### Exercise brief
Search the records for lines that contain the word "Foods". Copy them all.

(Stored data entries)
---+---
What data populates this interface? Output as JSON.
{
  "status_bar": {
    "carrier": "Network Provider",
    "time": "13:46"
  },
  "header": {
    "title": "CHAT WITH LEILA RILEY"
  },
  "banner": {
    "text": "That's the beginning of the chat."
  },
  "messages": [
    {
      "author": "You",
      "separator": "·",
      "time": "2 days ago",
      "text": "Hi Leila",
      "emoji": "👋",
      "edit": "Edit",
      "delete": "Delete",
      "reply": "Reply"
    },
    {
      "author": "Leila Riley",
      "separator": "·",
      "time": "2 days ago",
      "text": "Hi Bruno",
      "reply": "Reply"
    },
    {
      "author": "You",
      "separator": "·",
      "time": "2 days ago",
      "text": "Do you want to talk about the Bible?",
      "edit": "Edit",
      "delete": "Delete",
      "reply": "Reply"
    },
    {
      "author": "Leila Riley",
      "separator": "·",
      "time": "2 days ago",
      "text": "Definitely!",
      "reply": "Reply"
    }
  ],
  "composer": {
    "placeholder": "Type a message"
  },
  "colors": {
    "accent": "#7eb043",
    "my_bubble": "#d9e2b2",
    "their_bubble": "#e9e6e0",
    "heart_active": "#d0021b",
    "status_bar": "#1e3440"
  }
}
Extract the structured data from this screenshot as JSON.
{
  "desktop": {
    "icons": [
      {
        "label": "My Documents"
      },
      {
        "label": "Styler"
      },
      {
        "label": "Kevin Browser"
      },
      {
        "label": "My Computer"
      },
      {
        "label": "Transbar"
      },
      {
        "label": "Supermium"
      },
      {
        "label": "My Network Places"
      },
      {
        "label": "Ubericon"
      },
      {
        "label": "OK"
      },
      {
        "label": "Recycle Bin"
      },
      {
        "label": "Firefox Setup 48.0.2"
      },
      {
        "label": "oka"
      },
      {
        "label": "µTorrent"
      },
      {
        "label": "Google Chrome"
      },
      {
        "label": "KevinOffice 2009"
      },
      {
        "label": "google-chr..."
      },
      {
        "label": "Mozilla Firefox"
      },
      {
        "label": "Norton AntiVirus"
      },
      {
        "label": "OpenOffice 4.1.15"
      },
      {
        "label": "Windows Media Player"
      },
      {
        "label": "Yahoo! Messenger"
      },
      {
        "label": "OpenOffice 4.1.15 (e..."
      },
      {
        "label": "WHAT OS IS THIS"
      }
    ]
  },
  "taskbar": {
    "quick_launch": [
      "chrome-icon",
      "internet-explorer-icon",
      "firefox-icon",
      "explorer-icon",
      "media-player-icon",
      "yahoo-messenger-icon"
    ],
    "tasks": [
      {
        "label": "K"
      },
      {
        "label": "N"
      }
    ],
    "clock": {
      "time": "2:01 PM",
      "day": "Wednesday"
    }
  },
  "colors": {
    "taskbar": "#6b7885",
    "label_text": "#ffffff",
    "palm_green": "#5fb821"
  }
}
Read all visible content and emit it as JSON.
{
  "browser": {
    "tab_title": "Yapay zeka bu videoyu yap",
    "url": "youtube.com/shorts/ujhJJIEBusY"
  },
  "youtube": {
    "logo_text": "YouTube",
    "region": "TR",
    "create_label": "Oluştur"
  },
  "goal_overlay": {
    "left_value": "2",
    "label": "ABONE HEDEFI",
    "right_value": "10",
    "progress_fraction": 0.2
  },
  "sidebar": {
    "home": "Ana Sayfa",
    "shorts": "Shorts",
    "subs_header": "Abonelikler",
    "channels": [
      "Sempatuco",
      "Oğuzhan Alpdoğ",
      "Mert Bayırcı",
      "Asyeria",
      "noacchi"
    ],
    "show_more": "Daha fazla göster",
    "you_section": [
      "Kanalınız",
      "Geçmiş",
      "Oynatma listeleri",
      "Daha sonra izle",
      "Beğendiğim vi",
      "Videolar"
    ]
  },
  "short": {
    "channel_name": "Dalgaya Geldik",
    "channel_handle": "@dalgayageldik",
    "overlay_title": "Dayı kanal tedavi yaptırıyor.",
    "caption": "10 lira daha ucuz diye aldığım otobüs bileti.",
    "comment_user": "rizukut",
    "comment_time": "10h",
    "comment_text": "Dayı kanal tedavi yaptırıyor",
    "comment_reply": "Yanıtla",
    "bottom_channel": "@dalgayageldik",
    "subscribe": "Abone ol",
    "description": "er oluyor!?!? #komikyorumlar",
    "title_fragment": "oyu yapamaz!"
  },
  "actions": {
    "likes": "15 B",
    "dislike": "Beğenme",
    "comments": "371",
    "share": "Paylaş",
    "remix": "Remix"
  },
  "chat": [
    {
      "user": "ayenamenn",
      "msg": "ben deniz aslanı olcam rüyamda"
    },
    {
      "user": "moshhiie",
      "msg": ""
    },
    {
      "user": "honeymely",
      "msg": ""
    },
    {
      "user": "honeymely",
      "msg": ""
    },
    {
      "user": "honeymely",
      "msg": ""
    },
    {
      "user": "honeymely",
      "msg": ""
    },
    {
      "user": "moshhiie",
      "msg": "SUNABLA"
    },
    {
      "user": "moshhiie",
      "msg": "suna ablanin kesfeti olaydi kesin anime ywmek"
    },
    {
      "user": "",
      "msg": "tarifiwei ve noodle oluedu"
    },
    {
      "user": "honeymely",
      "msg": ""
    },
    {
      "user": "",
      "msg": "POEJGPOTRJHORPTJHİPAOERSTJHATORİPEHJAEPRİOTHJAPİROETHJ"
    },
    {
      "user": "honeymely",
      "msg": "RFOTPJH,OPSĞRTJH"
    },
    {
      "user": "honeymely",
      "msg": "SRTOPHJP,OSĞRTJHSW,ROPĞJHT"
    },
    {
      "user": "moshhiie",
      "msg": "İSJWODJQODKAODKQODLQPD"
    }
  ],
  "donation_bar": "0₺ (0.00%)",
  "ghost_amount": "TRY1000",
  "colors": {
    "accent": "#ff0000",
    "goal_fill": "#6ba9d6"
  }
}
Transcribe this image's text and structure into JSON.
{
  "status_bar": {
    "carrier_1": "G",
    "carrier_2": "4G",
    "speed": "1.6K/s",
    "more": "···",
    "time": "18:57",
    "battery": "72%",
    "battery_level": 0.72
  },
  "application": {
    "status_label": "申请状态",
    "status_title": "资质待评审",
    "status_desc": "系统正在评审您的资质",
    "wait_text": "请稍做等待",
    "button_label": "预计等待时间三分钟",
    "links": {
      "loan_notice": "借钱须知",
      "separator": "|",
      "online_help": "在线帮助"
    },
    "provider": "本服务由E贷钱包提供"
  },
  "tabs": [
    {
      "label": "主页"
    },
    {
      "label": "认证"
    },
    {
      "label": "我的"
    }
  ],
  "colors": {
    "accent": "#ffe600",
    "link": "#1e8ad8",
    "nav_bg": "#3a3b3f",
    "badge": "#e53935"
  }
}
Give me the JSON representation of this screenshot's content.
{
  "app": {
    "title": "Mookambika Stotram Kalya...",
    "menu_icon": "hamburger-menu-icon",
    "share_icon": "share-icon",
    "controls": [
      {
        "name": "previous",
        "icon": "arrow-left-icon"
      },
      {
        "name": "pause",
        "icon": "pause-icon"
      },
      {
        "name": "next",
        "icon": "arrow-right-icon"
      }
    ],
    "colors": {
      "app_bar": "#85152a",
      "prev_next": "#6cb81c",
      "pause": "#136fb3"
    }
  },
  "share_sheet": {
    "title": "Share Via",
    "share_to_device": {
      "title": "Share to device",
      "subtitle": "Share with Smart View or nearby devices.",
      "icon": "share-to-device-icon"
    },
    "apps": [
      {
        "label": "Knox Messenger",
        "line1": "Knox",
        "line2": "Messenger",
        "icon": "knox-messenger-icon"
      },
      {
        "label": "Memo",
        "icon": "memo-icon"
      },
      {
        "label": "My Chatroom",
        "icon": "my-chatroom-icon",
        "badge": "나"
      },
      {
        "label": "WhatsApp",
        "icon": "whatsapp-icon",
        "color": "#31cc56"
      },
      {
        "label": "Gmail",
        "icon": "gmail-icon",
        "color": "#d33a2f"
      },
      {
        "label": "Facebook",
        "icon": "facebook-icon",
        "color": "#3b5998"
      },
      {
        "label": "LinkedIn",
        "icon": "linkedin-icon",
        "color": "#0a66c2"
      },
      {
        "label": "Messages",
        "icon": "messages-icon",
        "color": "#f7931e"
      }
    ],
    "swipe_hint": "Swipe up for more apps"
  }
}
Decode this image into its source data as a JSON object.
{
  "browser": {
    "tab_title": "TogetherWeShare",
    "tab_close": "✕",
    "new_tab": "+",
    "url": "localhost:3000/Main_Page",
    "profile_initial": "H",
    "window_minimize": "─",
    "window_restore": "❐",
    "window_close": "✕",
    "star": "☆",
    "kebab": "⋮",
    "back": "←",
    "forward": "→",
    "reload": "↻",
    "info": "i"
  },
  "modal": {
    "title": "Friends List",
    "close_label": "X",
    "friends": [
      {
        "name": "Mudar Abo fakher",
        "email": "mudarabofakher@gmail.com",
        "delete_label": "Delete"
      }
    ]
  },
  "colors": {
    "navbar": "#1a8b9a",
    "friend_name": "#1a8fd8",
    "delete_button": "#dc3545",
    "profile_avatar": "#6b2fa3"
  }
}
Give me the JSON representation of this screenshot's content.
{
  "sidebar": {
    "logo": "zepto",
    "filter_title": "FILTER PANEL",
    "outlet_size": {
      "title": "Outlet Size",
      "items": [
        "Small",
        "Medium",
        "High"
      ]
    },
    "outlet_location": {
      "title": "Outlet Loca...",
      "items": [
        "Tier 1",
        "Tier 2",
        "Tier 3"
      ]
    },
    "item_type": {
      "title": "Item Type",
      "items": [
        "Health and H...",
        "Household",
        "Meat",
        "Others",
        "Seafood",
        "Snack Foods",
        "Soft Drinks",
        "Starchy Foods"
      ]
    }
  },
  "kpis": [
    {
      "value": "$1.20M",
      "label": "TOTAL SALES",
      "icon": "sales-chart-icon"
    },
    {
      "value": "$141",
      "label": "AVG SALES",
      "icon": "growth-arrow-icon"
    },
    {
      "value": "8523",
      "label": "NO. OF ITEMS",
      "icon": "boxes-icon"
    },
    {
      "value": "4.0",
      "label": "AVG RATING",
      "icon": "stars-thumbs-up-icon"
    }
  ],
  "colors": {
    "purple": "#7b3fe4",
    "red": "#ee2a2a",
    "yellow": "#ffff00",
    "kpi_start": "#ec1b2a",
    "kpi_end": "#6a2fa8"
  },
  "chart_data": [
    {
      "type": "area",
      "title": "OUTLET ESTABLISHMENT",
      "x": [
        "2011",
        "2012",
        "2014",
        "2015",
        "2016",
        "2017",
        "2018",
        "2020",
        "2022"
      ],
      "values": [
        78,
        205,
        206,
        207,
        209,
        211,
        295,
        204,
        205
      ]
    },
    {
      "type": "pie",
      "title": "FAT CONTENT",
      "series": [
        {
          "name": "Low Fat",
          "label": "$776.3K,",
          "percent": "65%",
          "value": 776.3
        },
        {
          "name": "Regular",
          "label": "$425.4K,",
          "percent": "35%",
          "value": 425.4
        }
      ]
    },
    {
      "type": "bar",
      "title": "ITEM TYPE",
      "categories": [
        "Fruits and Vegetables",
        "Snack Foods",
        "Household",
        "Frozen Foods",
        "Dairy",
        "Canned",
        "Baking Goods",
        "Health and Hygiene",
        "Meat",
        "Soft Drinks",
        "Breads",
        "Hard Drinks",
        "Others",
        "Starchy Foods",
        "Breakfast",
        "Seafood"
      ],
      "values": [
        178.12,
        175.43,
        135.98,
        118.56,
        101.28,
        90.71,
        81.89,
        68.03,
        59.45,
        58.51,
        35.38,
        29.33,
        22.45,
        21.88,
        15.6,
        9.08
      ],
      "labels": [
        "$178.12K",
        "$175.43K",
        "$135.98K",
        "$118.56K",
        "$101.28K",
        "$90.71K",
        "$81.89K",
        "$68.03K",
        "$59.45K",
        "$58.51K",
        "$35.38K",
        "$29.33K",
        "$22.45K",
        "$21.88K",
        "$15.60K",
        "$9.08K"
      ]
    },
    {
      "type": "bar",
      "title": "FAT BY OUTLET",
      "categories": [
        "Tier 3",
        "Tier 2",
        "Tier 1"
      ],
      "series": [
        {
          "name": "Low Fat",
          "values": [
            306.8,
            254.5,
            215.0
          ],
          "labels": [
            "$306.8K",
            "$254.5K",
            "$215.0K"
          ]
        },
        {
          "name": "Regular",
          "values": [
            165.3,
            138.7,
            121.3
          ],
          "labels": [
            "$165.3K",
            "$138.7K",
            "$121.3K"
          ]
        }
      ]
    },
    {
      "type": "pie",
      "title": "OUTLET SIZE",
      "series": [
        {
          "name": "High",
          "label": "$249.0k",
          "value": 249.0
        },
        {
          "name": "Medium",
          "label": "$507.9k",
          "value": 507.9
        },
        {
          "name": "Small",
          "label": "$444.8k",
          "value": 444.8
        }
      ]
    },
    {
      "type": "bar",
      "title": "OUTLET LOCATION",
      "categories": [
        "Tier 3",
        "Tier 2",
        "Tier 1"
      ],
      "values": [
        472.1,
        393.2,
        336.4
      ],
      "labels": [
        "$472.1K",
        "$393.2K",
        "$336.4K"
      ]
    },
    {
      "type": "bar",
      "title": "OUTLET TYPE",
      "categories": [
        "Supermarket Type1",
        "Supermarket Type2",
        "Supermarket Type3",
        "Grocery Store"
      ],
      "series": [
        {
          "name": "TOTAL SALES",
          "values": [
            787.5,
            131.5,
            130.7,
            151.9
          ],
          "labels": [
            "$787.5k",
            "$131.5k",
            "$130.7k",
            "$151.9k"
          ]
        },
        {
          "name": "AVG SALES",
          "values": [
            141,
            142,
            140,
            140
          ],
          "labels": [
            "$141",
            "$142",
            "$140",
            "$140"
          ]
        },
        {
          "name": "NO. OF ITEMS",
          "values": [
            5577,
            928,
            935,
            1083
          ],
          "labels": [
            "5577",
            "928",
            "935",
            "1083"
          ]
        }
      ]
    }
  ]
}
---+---
### Problem solution
        "Snack Foods",
        "Starchy Foods"
        "Snack Foods",
        "Frozen Foods",
        "Starchy Foods",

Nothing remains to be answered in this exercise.